Directions: What you return must match the records below character for character, except that no picture appears.

(Stored records)
────
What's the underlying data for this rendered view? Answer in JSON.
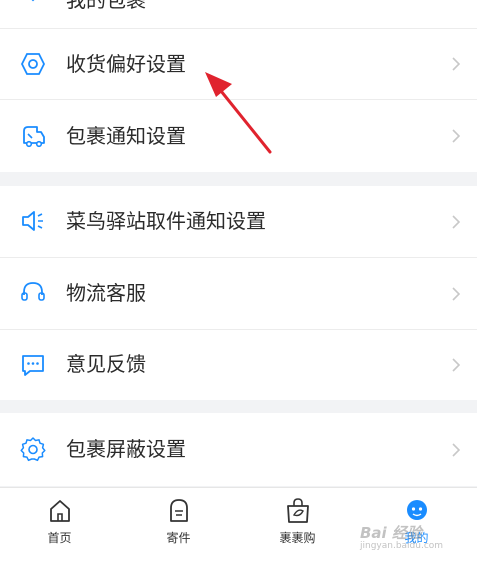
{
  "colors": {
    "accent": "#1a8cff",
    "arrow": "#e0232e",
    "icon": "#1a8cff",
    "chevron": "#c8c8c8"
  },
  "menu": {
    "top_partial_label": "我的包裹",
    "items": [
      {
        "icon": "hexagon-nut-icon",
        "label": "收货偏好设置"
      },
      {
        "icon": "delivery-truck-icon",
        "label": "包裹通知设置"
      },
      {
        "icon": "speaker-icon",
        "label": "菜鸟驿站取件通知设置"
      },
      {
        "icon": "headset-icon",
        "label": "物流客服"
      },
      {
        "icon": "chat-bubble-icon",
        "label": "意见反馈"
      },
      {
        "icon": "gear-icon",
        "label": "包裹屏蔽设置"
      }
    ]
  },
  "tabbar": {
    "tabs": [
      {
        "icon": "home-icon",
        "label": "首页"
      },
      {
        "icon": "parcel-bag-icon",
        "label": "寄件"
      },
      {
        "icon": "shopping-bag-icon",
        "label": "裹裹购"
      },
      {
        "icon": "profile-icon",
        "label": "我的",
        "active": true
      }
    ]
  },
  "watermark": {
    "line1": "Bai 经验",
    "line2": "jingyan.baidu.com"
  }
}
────
Response area:
What's the underlying data for this rendered view? Answer in JSON.
{
  "colors": {
    "accent": "#1a8cff",
    "arrow": "#e0232e",
    "icon": "#1a8cff",
    "chevron": "#c8c8c8"
  },
  "menu": {
    "top_partial_label": "我的包裹",
    "items": [
      {
        "icon": "hexagon-nut-icon",
        "label": "收货偏好设置"
      },
      {
        "icon": "delivery-truck-icon",
        "label": "包裹通知设置"
      },
      {
        "icon": "speaker-icon",
        "label": "菜鸟驿站取件通知设置"
      },
      {
        "icon": "headset-icon",
        "label": "物流客服"
      },
      {
        "icon": "chat-bubble-icon",
        "label": "意见反馈"
      },
      {
        "icon": "gear-icon",
        "label": "包裹屏蔽设置"
      }
    ]
  },
  "tabbar": {
    "tabs": [
      {
        "icon": "home-icon",
        "label": "首页"
      },
      {
        "icon": "parcel-bag-icon",
        "label": "寄件"
      },
      {
        "icon": "shopping-bag-icon",
        "label": "裹裹购"
      },
      {
        "icon": "profile-icon",
        "label": "我的",
        "active": true
      }
    ]
  },
  "watermark": {
    "line1": "Bai 经验",
    "line2": "jingyan.baidu.com"
  }
}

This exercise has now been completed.